Whizkid nabbed for song piracy
HONG KONG customs officials have arrested a 14-year-old computer whizkid for distributing copyrighted pop songs on the Internet for free. The boy, the youngest person arrested by Hong Kong customs for Internet piracy, had allegedly set up a Web site and illegally created his own server. He then set up links between his site and other networks that enabled surfers to download music free of charge, the customs department said The site, which had attracted 40,000 page views since its launch two months ago, offered users some 300 pop songs, many of them by well-known Cantonese pop stars, the department said. The site has now been shut down and the boy has been released on bail pending advice from the justice department. If found criminally liable, the boy faces fine of $6,400 for each case of copyright infringement and a maximum four-year jail sentence.
Question paper leaked
Thousands of German
students studying for diplomas in information technology have been
forced to resit an examination — after the questions were leaked in
advance on the Internet. "Of course we are annoyed," Juergen
Mund, a training officer for one of the regional chambers of commerce
who ran the exams, said. So far, investigations have turned up no
trace of who put the questions on an anonymous homepage the day before
the exam, and it was not clear if it had been the result of a
particularly-gifted IT student hacking into the exam board’s system.
The exam board is launching legal proceedings. The students will have
to repeat the exam on June 6, cutting into their summer vacation.
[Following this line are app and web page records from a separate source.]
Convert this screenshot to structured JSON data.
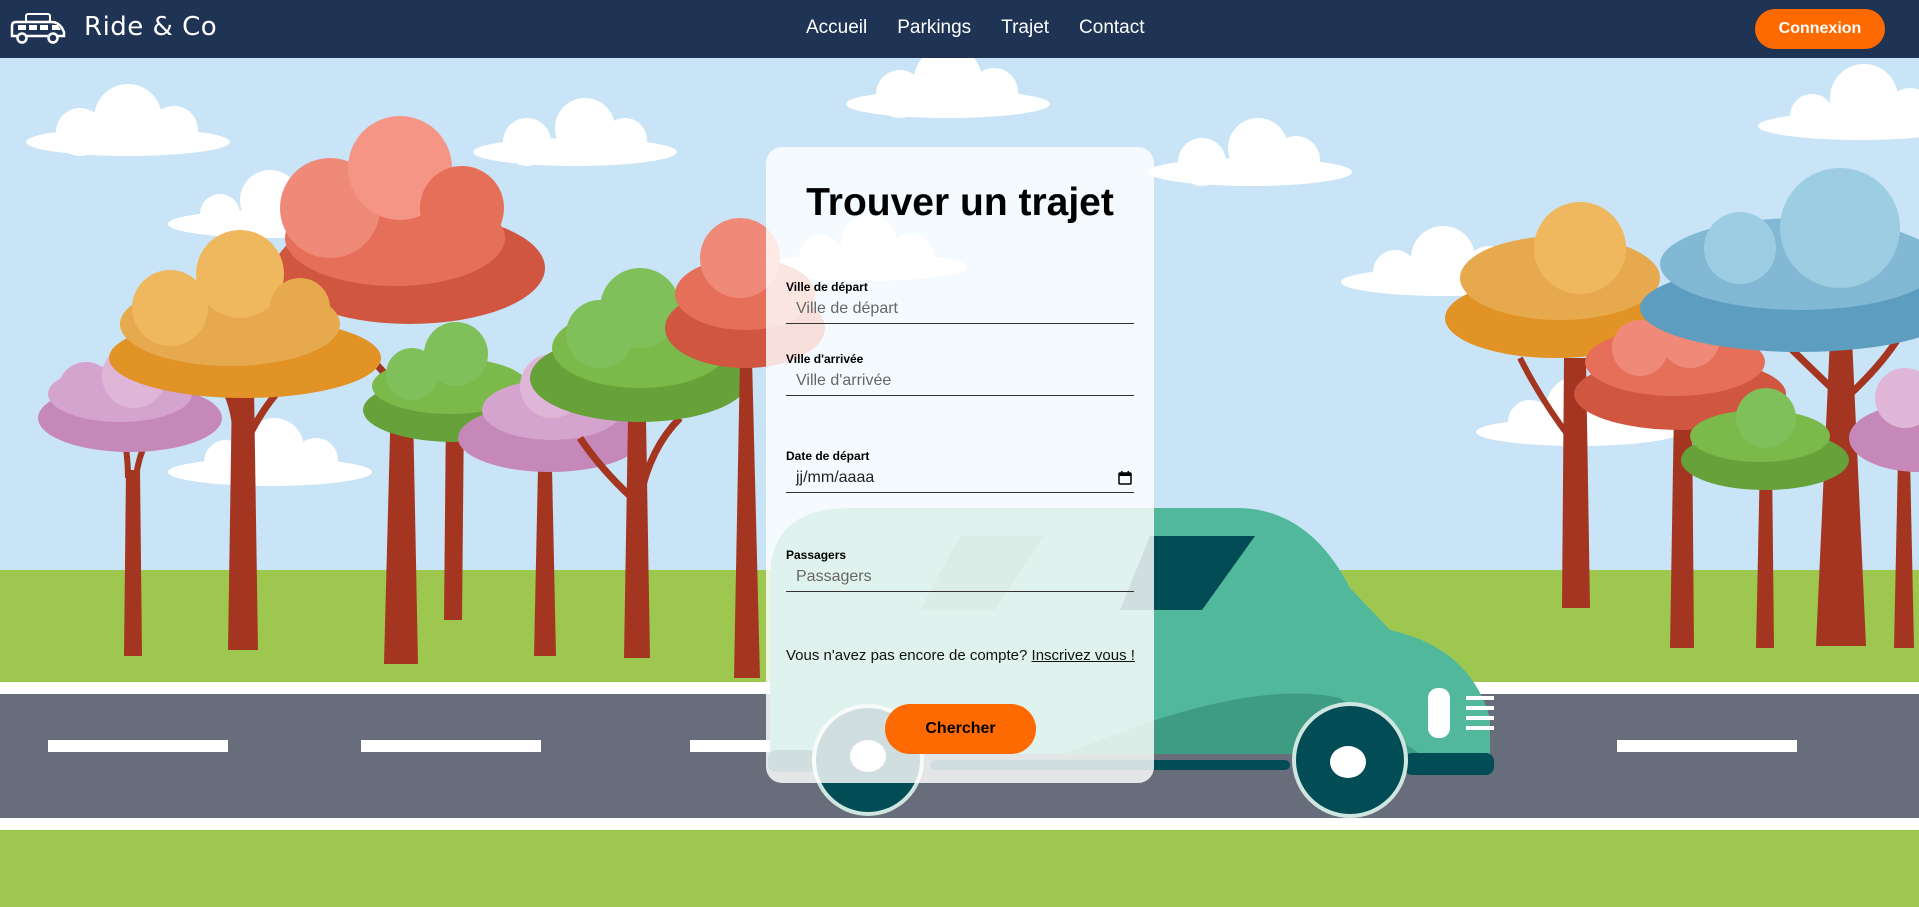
{
  "nav": {
    "brand": "Ride & Co",
    "links": [
      "Accueil",
      "Parkings",
      "Trajet",
      "Contact"
    ],
    "login_label": "Connexion"
  },
  "form": {
    "title": "Trouver un trajet",
    "departure_label": "Ville de départ",
    "departure_placeholder": "Ville de départ",
    "arrival_label": "Ville d'arrivée",
    "arrival_placeholder": "Ville d'arrivée",
    "date_label": "Date de départ",
    "date_placeholder": "jj/mm/aaaa",
    "passengers_label": "Passagers",
    "passengers_placeholder": "Passagers",
    "signup_text": "Vous n'avez pas encore de compte? ",
    "signup_link": "Inscrivez vous !",
    "search_label": "Chercher"
  },
  "colors": {
    "navbar": "#1f3354",
    "accent": "#ff6a00",
    "sky": "#c8e4f6",
    "grass": "#9dc74e",
    "road": "#676d7b",
    "van": "#52b89c"
  },
  "icons": {
    "logo": "van-logo-icon",
    "date_picker": "calendar-icon"
  }
}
French police out to smash a paedophile ring exchanging child pornography over the Internet raided 66 homes around the country and detained dozens of suspects, a police spokesman said. "About 15 persons have been seriously implicated after paedophile diskettes and CD-ROMs were found at their homes," a police spokesperson said as the raids were still going on. About 220 cops were involved in the raids, which took place in 26 departments in France and the overseas department of Reunion Island.
Iran officials want cafes regulated
Iranian telecommunication officials
have called for regulations on Internet cafes and hundreds of such
cybershops were said to have been closed as part of an official
clampdown, newspapers said last week. The officials told newspapers that
the move was aimed at ending the large losses the cafes were inflicting
on the monopoly Telecommunications Company of Iran (TCI) by offering
cheap long-distance calls via the Internet. But they denied allegations
that the TCI was behind a crackdown in which police were said to have
shut down hundreds of Internet cafes. Reports over the number of the
closed cyber cafes were conflicting. Some newspapers and cafe owners
said police had closed more than 400 Internet cafes in the capital
Tehran, demanding that the owners obtain licences to stay in business. —